Website and app data records
══════════

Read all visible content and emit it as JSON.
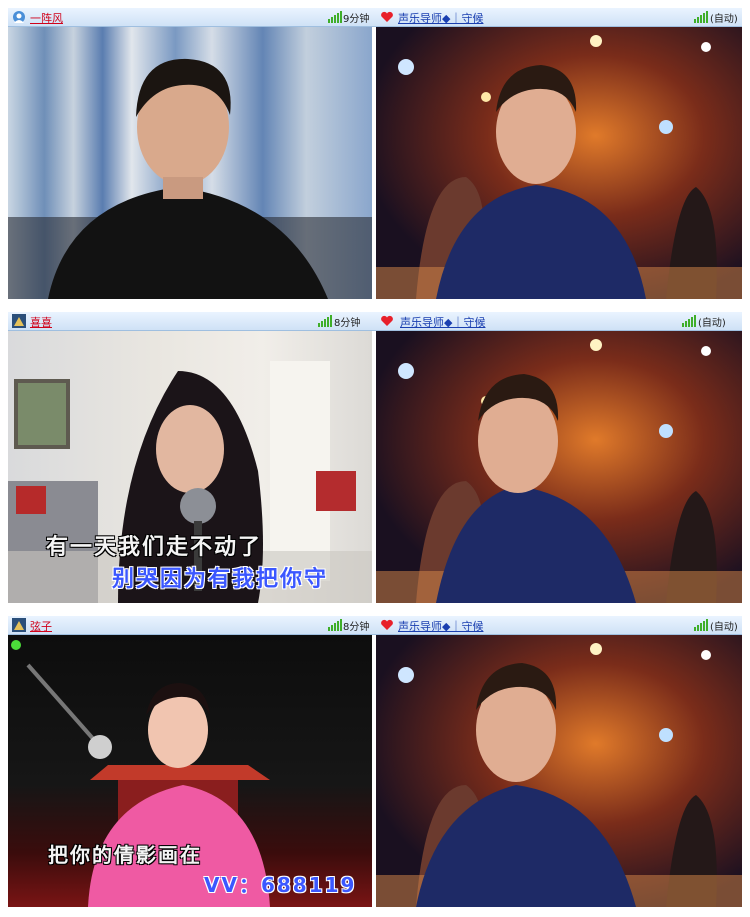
{
  "rows": [
    {
      "left": {
        "name": "一阵风",
        "timer": "9分钟"
      },
      "right": {
        "name": "声乐导师◆｜守候",
        "timer": "(自动)"
      }
    },
    {
      "left": {
        "name": "喜喜",
        "timer": "8分钟"
      },
      "right": {
        "name": "声乐导师◆｜守候",
        "timer": "(自动)"
      },
      "lyrics": {
        "line1": "有一天我们走不动了",
        "line2": "别哭因为有我把你守"
      }
    },
    {
      "left": {
        "name": "弦子",
        "timer": "8分钟"
      },
      "right": {
        "name": "声乐导师◆｜守候",
        "timer": "(自动)"
      },
      "lyrics": {
        "line1": "把你的倩影画在",
        "line2": "VV：688119"
      }
    }
  ],
  "colors": {
    "user_name": "#d0021b",
    "host_name": "#1a3fb0",
    "signal": "#3fae29",
    "header_bg": "#dbeaf8"
  }
}
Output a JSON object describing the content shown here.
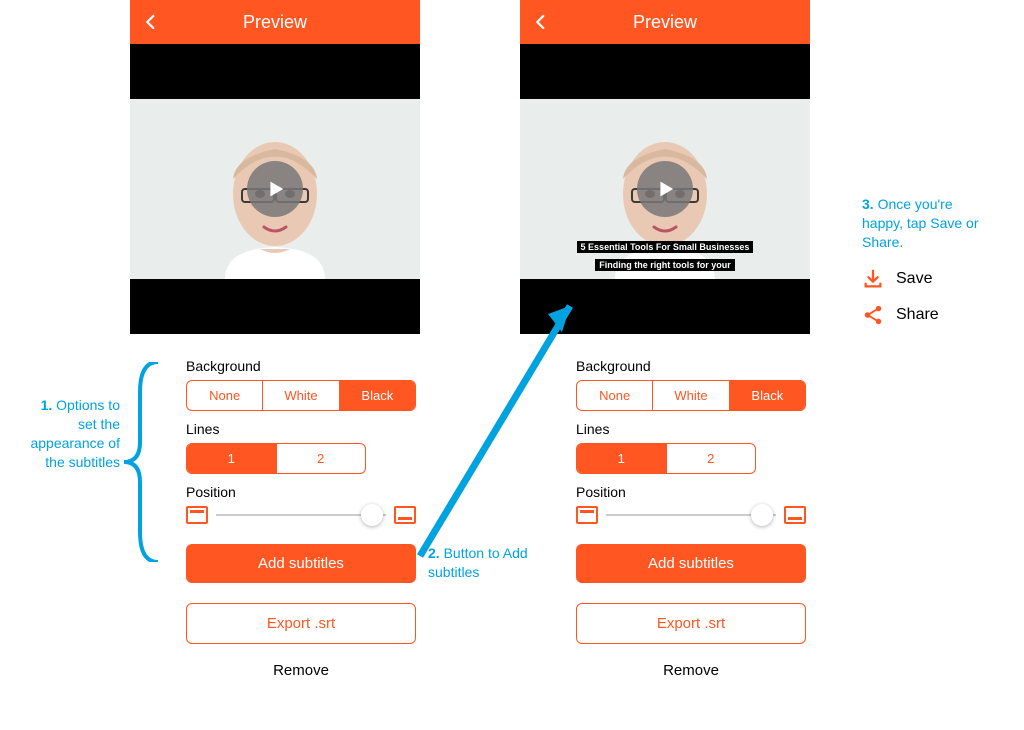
{
  "header": {
    "title": "Preview"
  },
  "subtitle": {
    "line1": "5 Essential Tools For Small Businesses",
    "line2": "Finding the right tools for your"
  },
  "controls": {
    "background_label": "Background",
    "bg_options": {
      "none": "None",
      "white": "White",
      "black": "Black"
    },
    "lines_label": "Lines",
    "lines_options": {
      "one": "1",
      "two": "2"
    },
    "position_label": "Position",
    "add_button": "Add subtitles",
    "export_button": "Export .srt",
    "remove_link": "Remove"
  },
  "annotations": {
    "step1_num": "1.",
    "step1_text": "Options to set the appearance of the subtitles",
    "step2_num": "2.",
    "step2_text": "Button to Add subtitles",
    "step3_num": "3.",
    "step3_text": "Once you're happy, tap Save or Share."
  },
  "actions": {
    "save": "Save",
    "share": "Share"
  }
}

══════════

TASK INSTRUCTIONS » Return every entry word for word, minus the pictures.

TASK OUTPUT »
Read all visible content and emit it as JSON.
{
  "rows": [
    {
      "left": {
        "name": "一阵风",
        "timer": "9分钟"
      },
      "right": {
        "name": "声乐导师◆｜守候",
        "timer": "(自动)"
      }
    },
    {
      "left": {
        "name": "喜喜",
        "timer": "8分钟"
      },
      "right": {
        "name": "声乐导师◆｜守候",
        "timer": "(自动)"
      },
      "lyrics": {
        "line1": "有一天我们走不动了",
        "line2": "别哭因为有我把你守"
      }
    },
    {
      "left": {
        "name": "弦子",
        "timer": "8分钟"
      },
      "right": {
        "name": "声乐导师◆｜守候",
        "timer": "(自动)"
      },
      "lyrics": {
        "line1": "把你的倩影画在",
        "line2": "VV：688119"
      }
    }
  ],
  "colors": {
    "user_name": "#d0021b",
    "host_name": "#1a3fb0",
    "signal": "#3fae29",
    "header_bg": "#dbeaf8"
  }
}
Output a JSON object describing the content shown here.
{
  "header": {
    "title": "Preview"
  },
  "subtitle": {
    "line1": "5 Essential Tools For Small Businesses",
    "line2": "Finding the right tools for your"
  },
  "controls": {
    "background_label": "Background",
    "bg_options": {
      "none": "None",
      "white": "White",
      "black": "Black"
    },
    "lines_label": "Lines",
    "lines_options": {
      "one": "1",
      "two": "2"
    },
    "position_label": "Position",
    "add_button": "Add subtitles",
    "export_button": "Export .srt",
    "remove_link": "Remove"
  },
  "annotations": {
    "step1_num": "1.",
    "step1_text": "Options to set the appearance of the subtitles",
    "step2_num": "2.",
    "step2_text": "Button to Add subtitles",
    "step3_num": "3.",
    "step3_text": "Once you're happy, tap Save or Share."
  },
  "actions": {
    "save": "Save",
    "share": "Share"
  }
}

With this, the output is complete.